As a sticker company we’re interested in all things rewards. We’ve searched high and low to find out about the history of rewards in school but to no avail! So we thought we’d write our own history, Sticker Factory style.
We’ve uncovered a number of sources which show the use of stickers throughout the ages. The first recorded use of stickers to motivate children at school was in 1321. This fragment, recovered from the Codex Schola, part of the Little Snoring hoard, shows many similarities with the use of rewards in modern schools:
…Theyn it was, that Brother Ambrose, seeing that the chyldren dyd learn their figures right well made theym presents of paynted bark, which the other monks do call stick-ers, and which dyd have words upon them such as ‘thine work is pleasing to my master’ & ‘Thou has not erred this day and may it be so for all days to come.’ Thye children did smyle and shew them with pryde…
Moving on a few years, the Victorians had their own approach to using rewards in the schoolroom as we can see from the advertisements below:
That’s why I use stickers!
The Modern schoolmaster enjoys days of comfort and nights of ease. Weariness in the classroom is unknown to him thanks to his use of new ‘stickers’.
The Sticker Emporium have been the pioneer in ensuring children’s learning and attention. Vexatious behaviour will be a thing of the past.
Add zest to your marking, used in all schools of distinction.
Do not be fooled by inferior substitutes, our stickers are favoured by the elite connoisseur.
Ms Harshley, mistress at Harshley’s school for unruly children, says: “My students were becoming very unruly, they did not curtsey immediately when I entered the room and my arm was very sore from caning. Now I use stickers instead and the results are astonishing!”
By the modern era stickers had become almost identical to the ones we use today, and were just as popular, as these diaries of a country school mistress, Miss Smith, reveal:
January 27th 1925:
Today was very exciting. I have taken delivery of some new stickers to use with the children, they are the very latest thing and used in all of the best schools. There are lots of different designs including: ‘Ripping work’, ‘Simply toping effort’, and ‘My teacher says I’m the cat’s pyjamas!’ I believe Miss Thompson, who is the venerable matron of our school, disapproves, however it is clear that the children think the stickers are spiffing.
January 28th 1925:
Miss Thompson continues to question my methods so I presented her with some of my new stickers.
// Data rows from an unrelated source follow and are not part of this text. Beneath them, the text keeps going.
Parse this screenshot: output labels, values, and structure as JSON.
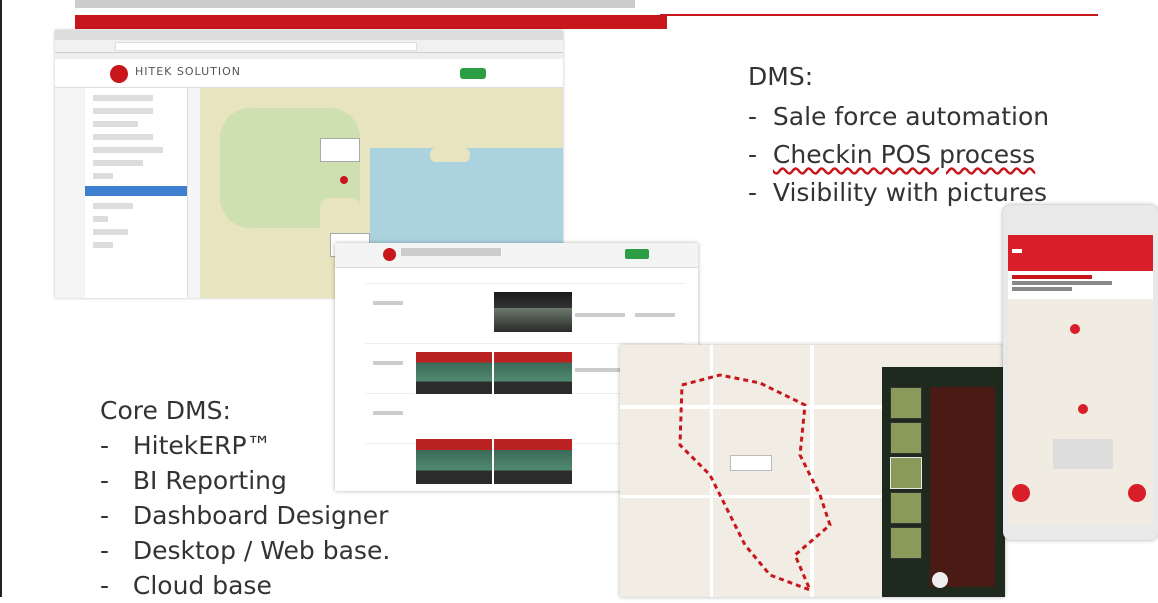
{
  "dms": {
    "heading": "DMS:",
    "items": [
      "Sale force automation",
      "Checkin POS process",
      "Visibility with pictures"
    ]
  },
  "core": {
    "heading": "Core DMS:",
    "items": [
      "HitekERP™",
      "BI Reporting",
      "Dashboard Designer",
      "Desktop / Web base.",
      "Cloud base"
    ]
  },
  "colors": {
    "accent": "#c8161d",
    "text": "#333333",
    "map_water": "#aad3df",
    "ok_green": "#2e9e44"
  },
  "screenshots": {
    "browser_map": {
      "brand": "HITEK SOLUTION",
      "icon": "map-view"
    },
    "visit_table": {
      "icon": "photo-grid"
    },
    "route_map": {
      "icon": "route-trace"
    },
    "phone_app": {
      "icon": "mobile-checkin"
    }
  }
}
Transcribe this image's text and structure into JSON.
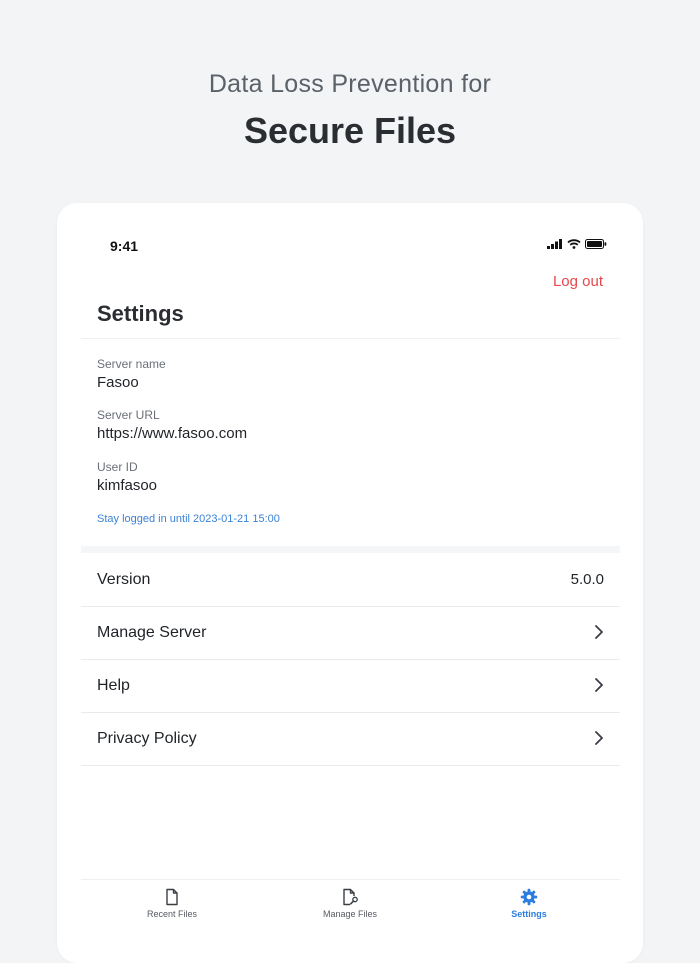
{
  "headline": {
    "line1": "Data Loss Prevention for",
    "line2": "Secure Files"
  },
  "status_bar": {
    "time": "9:41",
    "icons": [
      "signal-icon",
      "wifi-icon",
      "battery-icon"
    ]
  },
  "header": {
    "logout_label": "Log out",
    "title": "Settings"
  },
  "account": {
    "server_name_label": "Server name",
    "server_name": "Fasoo",
    "server_url_label": "Server URL",
    "server_url": "https://www.fasoo.com",
    "user_id_label": "User ID",
    "user_id": "kimfasoo",
    "stay_logged_text": "Stay logged in until 2023-01-21 15:00"
  },
  "menu": {
    "version_label": "Version",
    "version_value": "5.0.0",
    "manage_server_label": "Manage Server",
    "help_label": "Help",
    "privacy_label": "Privacy Policy"
  },
  "tabbar": {
    "tabs": [
      {
        "label": "Recent Files",
        "icon": "file-icon"
      },
      {
        "label": "Manage Files",
        "icon": "file-wrench-icon"
      },
      {
        "label": "Settings",
        "icon": "gear-icon",
        "active": true
      }
    ]
  },
  "colors": {
    "accent": "#2b7de0",
    "danger": "#e5484d",
    "background": "#f3f4f6"
  }
}
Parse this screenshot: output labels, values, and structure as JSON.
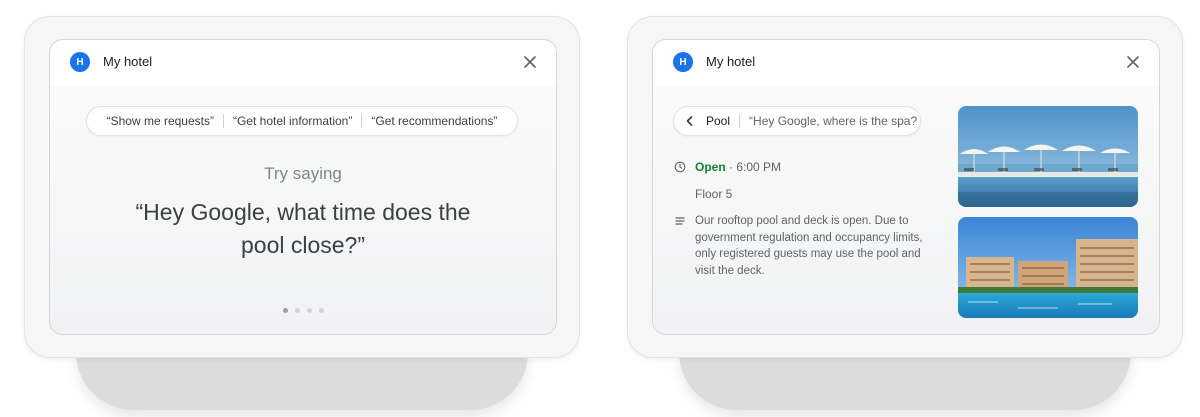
{
  "left_device": {
    "header": {
      "avatar_letter": "H",
      "title": "My hotel"
    },
    "suggestions": [
      "“Show me requests”",
      "“Get hotel information”",
      "“Get recommendations”"
    ],
    "prompt": "Try saying",
    "quote_line1": "“Hey Google, what time does the",
    "quote_line2": "pool close?”",
    "pagination": {
      "total": 4,
      "active": 1
    }
  },
  "right_device": {
    "header": {
      "avatar_letter": "H",
      "title": "My hotel"
    },
    "breadcrumb": {
      "label": "Pool",
      "hint": "“Hey Google, where is the spa?"
    },
    "status": {
      "open_label": "Open",
      "separator": " · ",
      "time": "6:00 PM"
    },
    "floor": "Floor 5",
    "description": "Our rooftop pool and deck is open. Due to government regulation and occupancy limits, only registered guests may use the pool and visit the deck.",
    "images": [
      "rooftop-pool-photo",
      "resort-pool-photo"
    ]
  },
  "colors": {
    "accent": "#1a73e8",
    "open": "#188038"
  },
  "icons": [
    "close-icon",
    "chevron-left-icon",
    "clock-icon",
    "notes-icon"
  ]
}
January 30th 1925:
Miss Thompson now a flapper. She has taken my stickers and gone to London to learn the Charleston.
We’ll leave it there for now, but will publish some more of our findings in the not too distant future! If you know any history of the use of stickers and rewards in schools we’d love to hear about it. Drop us a line to firstname.lastname@example.org, or get in touch on our facebook and twitter pages. And of course, you can head over to our website for a brilliant array of stickers and rewards.
As always, thanks for reading!